## Given entries
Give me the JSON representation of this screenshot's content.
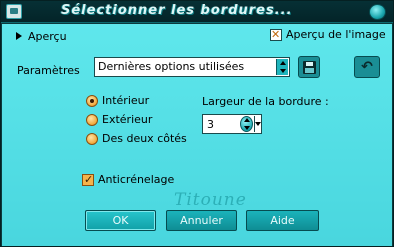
{
  "window": {
    "title": "Sélectionner les bordures..."
  },
  "apercu": {
    "label": "Aperçu",
    "apercu_image_label": "Aperçu de l'image",
    "apercu_image_checked": true
  },
  "parametres": {
    "label": "Paramètres",
    "preset_value": "Dernières options utilisées"
  },
  "position": {
    "options": [
      "Intérieur",
      "Extérieur",
      "Des deux côtés"
    ],
    "selected": "Intérieur"
  },
  "largeur": {
    "label": "Largeur de la bordure :",
    "value": "3"
  },
  "anticrenelage": {
    "label": "Anticrénelage",
    "checked": true
  },
  "watermark": "Titoune",
  "buttons": {
    "ok": "OK",
    "cancel": "Annuler",
    "help": "Aide"
  },
  "colors": {
    "panel": "#4fe0e6",
    "frame": "#0b3a3d",
    "button": "#14a2a9",
    "accent_orange": "#f3a93a"
  }
}
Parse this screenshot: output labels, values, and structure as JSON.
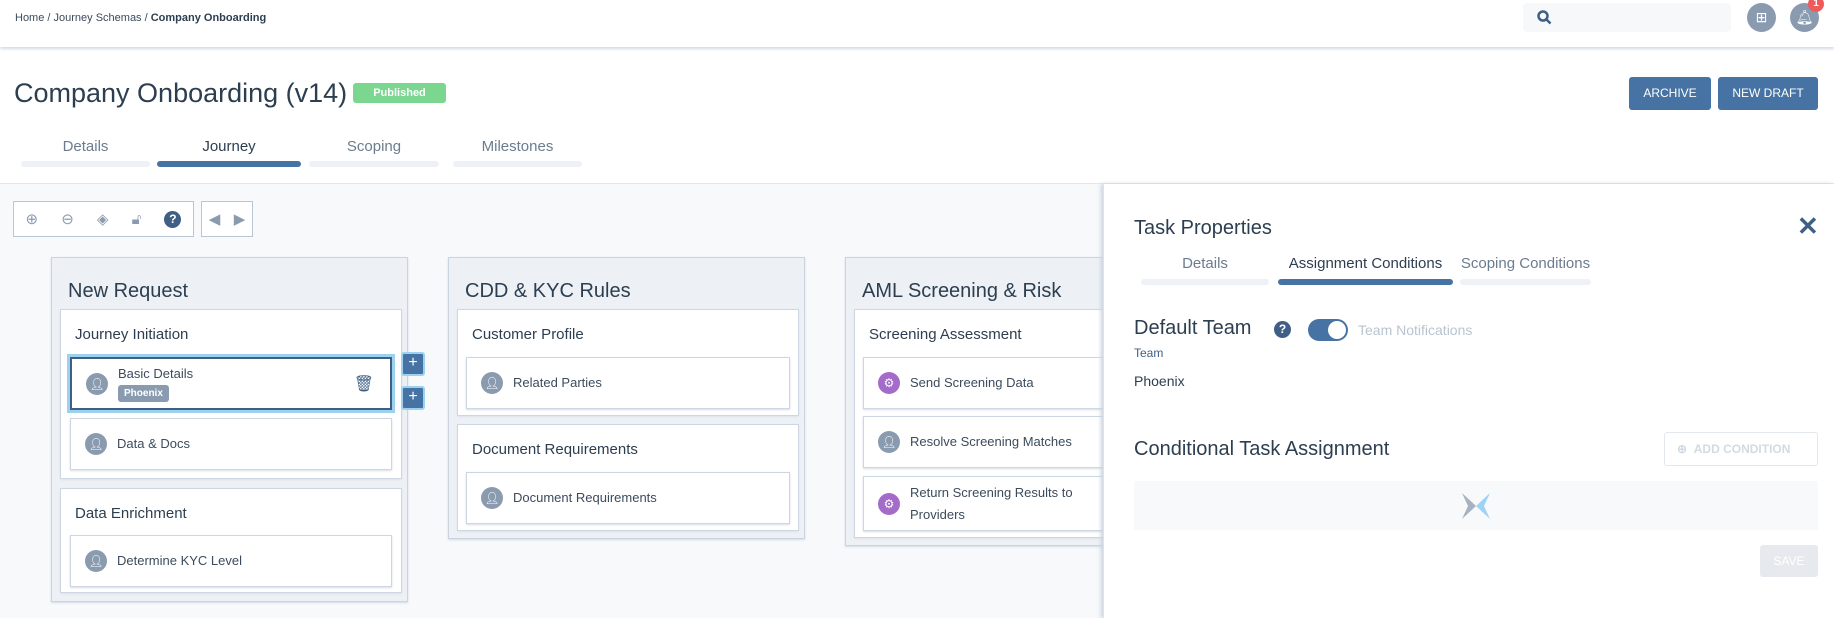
{
  "breadcrumb": {
    "home": "Home",
    "schemas": "Journey Schemas",
    "current": "Company Onboarding"
  },
  "header": {
    "search_placeholder": "",
    "notification_count": "1",
    "icons": [
      "search-icon",
      "folder-plus-icon",
      "bell-icon"
    ]
  },
  "page": {
    "title": "Company Onboarding (v14)",
    "status": "Published",
    "status_color": "#7bd68f",
    "archive_label": "ARCHIVE",
    "new_draft_label": "NEW DRAFT"
  },
  "tabs": [
    {
      "label": "Details"
    },
    {
      "label": "Journey",
      "active": true
    },
    {
      "label": "Scoping"
    },
    {
      "label": "Milestones"
    }
  ],
  "toolbar": {
    "icons": [
      "zoom-in-icon",
      "zoom-out-icon",
      "fit-icon",
      "unlock-icon",
      "help-icon",
      "prev-icon",
      "next-icon"
    ]
  },
  "columns": [
    {
      "title": "New Request",
      "sections": [
        {
          "title": "Journey Initiation",
          "tasks": [
            {
              "label": "Basic Details",
              "team": "Phoenix",
              "type": "manual"
            },
            {
              "label": "Data & Docs",
              "type": "manual"
            }
          ]
        },
        {
          "title": "Data Enrichment",
          "tasks": [
            {
              "label": "Determine KYC Level",
              "type": "manual"
            }
          ]
        }
      ]
    },
    {
      "title": "CDD & KYC Rules",
      "sections": [
        {
          "title": "Customer Profile",
          "tasks": [
            {
              "label": "Related Parties",
              "type": "manual"
            }
          ]
        },
        {
          "title": "Document Requirements",
          "tasks": [
            {
              "label": "Document Requirements",
              "type": "manual"
            }
          ]
        }
      ]
    },
    {
      "title": "AML Screening & Risk",
      "sections": [
        {
          "title": "Screening Assessment",
          "tasks": [
            {
              "label": "Send Screening Data",
              "type": "automated"
            },
            {
              "label": "Resolve Screening Matches",
              "type": "manual"
            },
            {
              "label": "Return Screening Results to Providers",
              "type": "automated"
            }
          ]
        }
      ]
    }
  ],
  "panel": {
    "title": "Task Properties",
    "tabs": [
      {
        "label": "Details"
      },
      {
        "label": "Assignment Conditions",
        "active": true
      },
      {
        "label": "Scoping Conditions"
      }
    ],
    "default_team_heading": "Default Team",
    "team_notifications_label": "Team Notifications",
    "team_notifications_on": true,
    "team_label": "Team",
    "team_value": "Phoenix",
    "conditional_heading": "Conditional Task Assignment",
    "add_condition_label": "ADD CONDITION",
    "save_label": "SAVE"
  },
  "colors": {
    "primary": "#4673a3",
    "automated": "#a46cc9",
    "manual": "#8a9bb0"
  }
}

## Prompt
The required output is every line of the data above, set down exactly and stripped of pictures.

## Task output
Give me the JSON representation of this screenshot's content.
{
  "window": {
    "title": "Sélectionner les bordures..."
  },
  "apercu": {
    "label": "Aperçu",
    "apercu_image_label": "Aperçu de l'image",
    "apercu_image_checked": true
  },
  "parametres": {
    "label": "Paramètres",
    "preset_value": "Dernières options utilisées"
  },
  "position": {
    "options": [
      "Intérieur",
      "Extérieur",
      "Des deux côtés"
    ],
    "selected": "Intérieur"
  },
  "largeur": {
    "label": "Largeur de la bordure :",
    "value": "3"
  },
  "anticrenelage": {
    "label": "Anticrénelage",
    "checked": true
  },
  "watermark": "Titoune",
  "buttons": {
    "ok": "OK",
    "cancel": "Annuler",
    "help": "Aide"
  },
  "colors": {
    "panel": "#4fe0e6",
    "frame": "#0b3a3d",
    "button": "#14a2a9",
    "accent_orange": "#f3a93a"
  }
}
Parse this screenshot: output labels, values, and structure as JSON.
{
  "breadcrumb": {
    "home": "Home",
    "schemas": "Journey Schemas",
    "current": "Company Onboarding"
  },
  "header": {
    "search_placeholder": "",
    "notification_count": "1",
    "icons": [
      "search-icon",
      "folder-plus-icon",
      "bell-icon"
    ]
  },
  "page": {
    "title": "Company Onboarding (v14)",
    "status": "Published",
    "status_color": "#7bd68f",
    "archive_label": "ARCHIVE",
    "new_draft_label": "NEW DRAFT"
  },
  "tabs": [
    {
      "label": "Details"
    },
    {
      "label": "Journey",
      "active": true
    },
    {
      "label": "Scoping"
    },
    {
      "label": "Milestones"
    }
  ],
  "toolbar": {
    "icons": [
      "zoom-in-icon",
      "zoom-out-icon",
      "fit-icon",
      "unlock-icon",
      "help-icon",
      "prev-icon",
      "next-icon"
    ]
  },
  "columns": [
    {
      "title": "New Request",
      "sections": [
        {
          "title": "Journey Initiation",
          "tasks": [
            {
              "label": "Basic Details",
              "team": "Phoenix",
              "type": "manual"
            },
            {
              "label": "Data & Docs",
              "type": "manual"
            }
          ]
        },
        {
          "title": "Data Enrichment",
          "tasks": [
            {
              "label": "Determine KYC Level",
              "type": "manual"
            }
          ]
        }
      ]
    },
    {
      "title": "CDD & KYC Rules",
      "sections": [
        {
          "title": "Customer Profile",
          "tasks": [
            {
              "label": "Related Parties",
              "type": "manual"
            }
          ]
        },
        {
          "title": "Document Requirements",
          "tasks": [
            {
              "label": "Document Requirements",
              "type": "manual"
            }
          ]
        }
      ]
    },
    {
      "title": "AML Screening & Risk",
      "sections": [
        {
          "title": "Screening Assessment",
          "tasks": [
            {
              "label": "Send Screening Data",
              "type": "automated"
            },
            {
              "label": "Resolve Screening Matches",
              "type": "manual"
            },
            {
              "label": "Return Screening Results to Providers",
              "type": "automated"
            }
          ]
        }
      ]
    }
  ],
  "panel": {
    "title": "Task Properties",
    "tabs": [
      {
        "label": "Details"
      },
      {
        "label": "Assignment Conditions",
        "active": true
      },
      {
        "label": "Scoping Conditions"
      }
    ],
    "default_team_heading": "Default Team",
    "team_notifications_label": "Team Notifications",
    "team_notifications_on": true,
    "team_label": "Team",
    "team_value": "Phoenix",
    "conditional_heading": "Conditional Task Assignment",
    "add_condition_label": "ADD CONDITION",
    "save_label": "SAVE"
  },
  "colors": {
    "primary": "#4673a3",
    "automated": "#a46cc9",
    "manual": "#8a9bb0"
  }
}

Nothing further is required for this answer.